The important premarital lesson for me was twofold. One, it’s okay to un-apologetically want what you want. It’s not dumb to want romance and reliability. And two, you can’t expect to find what you want if you don’t believe it exists. This is why mentors are so important. Our parents whether married or not are our first example of a relationship. And even if that example is great, it’s still only one limited perspective and it’s guaranteed to be imperfect as every relationship is. This is why it’s critical to continue to seek out more examples of healthy, happy relationships.
My current marriage mentors are my husband’s two best friends. Both couples had been married at least 5 years at the time of our marriage and both couples are parents. Over the course of our relationship I quickly became friends with their wives and leaned on them for advice as our circumstances evolved. Was it normal to have friction during wedding planning? Were the marital hiccups that first time pregnancy causes normal? Did all new dads piss off new moms by roughhousing with their newborns? Likewise the husbands provided mental sanity for my husband. They grounded him, normalized my ‘new mom hormonal insanity” and comforted him in ways that made him a better husband and a better dad. We needed them. We still do need them.

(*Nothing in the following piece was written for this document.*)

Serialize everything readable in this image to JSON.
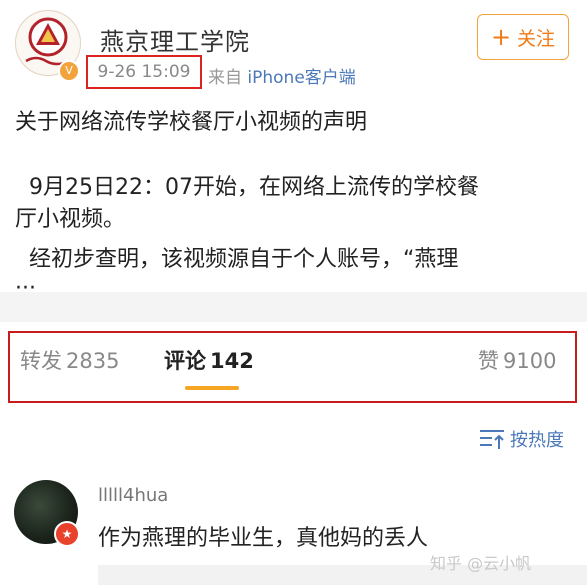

Lastly, from Jackie Bledsoe, author of the 7 Rings of Marriage, I learned that even though we are only two years into our marriage we can still be marriage mentors. “So what’s the biggest difference between dating and being married?”, our newly engaged friends asked us over dinner. “His secret stash of dirty laundry behind the bathroom door which is literally two feet away from the hamper.” I said joking but quite seriously. “No but really, communication is the most challenging part in the first two years. Adjusting to combining your lives, making joint decisions, managing money together, family planning, visiting in-laws and etc. It all goes back to communication. And even with the best partner it’s still challenging at times.”

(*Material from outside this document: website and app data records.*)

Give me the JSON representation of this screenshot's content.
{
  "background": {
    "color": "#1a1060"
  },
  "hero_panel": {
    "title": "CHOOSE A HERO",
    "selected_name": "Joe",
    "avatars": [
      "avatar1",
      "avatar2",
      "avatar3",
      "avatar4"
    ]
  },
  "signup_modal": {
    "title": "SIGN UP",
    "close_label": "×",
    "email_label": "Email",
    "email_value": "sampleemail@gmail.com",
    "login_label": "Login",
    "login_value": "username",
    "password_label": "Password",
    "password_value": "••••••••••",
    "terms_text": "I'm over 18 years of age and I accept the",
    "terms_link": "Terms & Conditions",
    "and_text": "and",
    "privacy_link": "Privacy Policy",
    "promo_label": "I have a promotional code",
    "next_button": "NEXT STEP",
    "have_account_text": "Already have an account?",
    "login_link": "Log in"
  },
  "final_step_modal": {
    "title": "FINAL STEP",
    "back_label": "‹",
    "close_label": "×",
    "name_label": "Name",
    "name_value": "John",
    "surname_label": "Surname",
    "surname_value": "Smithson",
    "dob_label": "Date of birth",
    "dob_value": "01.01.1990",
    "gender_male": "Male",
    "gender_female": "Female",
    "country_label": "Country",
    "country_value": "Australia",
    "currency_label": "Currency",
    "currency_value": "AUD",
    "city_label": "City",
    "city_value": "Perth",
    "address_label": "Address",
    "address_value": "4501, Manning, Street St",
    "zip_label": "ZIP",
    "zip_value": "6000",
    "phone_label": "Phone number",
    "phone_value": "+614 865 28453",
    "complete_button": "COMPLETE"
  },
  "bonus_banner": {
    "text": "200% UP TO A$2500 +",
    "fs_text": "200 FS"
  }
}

We drove home that night feeling great. With all the help we’ve received this past year as our marriage adjusted to becoming new parents, it was awesome to be able to be someone else’s marriage mentor. Even we, in our novice marital state, had meaningful experiences and lessons to share.
A marriage mentor doesn’t have to be someone you know. Five minutes into my Audible purchase, Jackie Bledsoe and his wife Stefana became our most recent marriage mentors. They even made it to our dinner time conversation as I shared with my hubby the details of the lessons I was learning. A marriage mentor can be anyone with a healthy, happy relationship with lessons to share. You can find them via blogs, books, neighbors, friends or family.
To all my past and present marriage mentors, may your marriages continue to be blessed and blissful. And to all my newly engaged friends, or single and searching friends, I hope that our marriage can be of equal positive influence.
To my readers, what are your thoughts? In what ways have the marriages in your life influenced your relationships? In what ways are you or can you be a marriage mentors?
See below a link to Jackie Bledsoe’s 7 Rings of Marriage. Buy today as the perfect engagement present for a couple, or to rejuvenate your own marriage. It’s a must read twice book!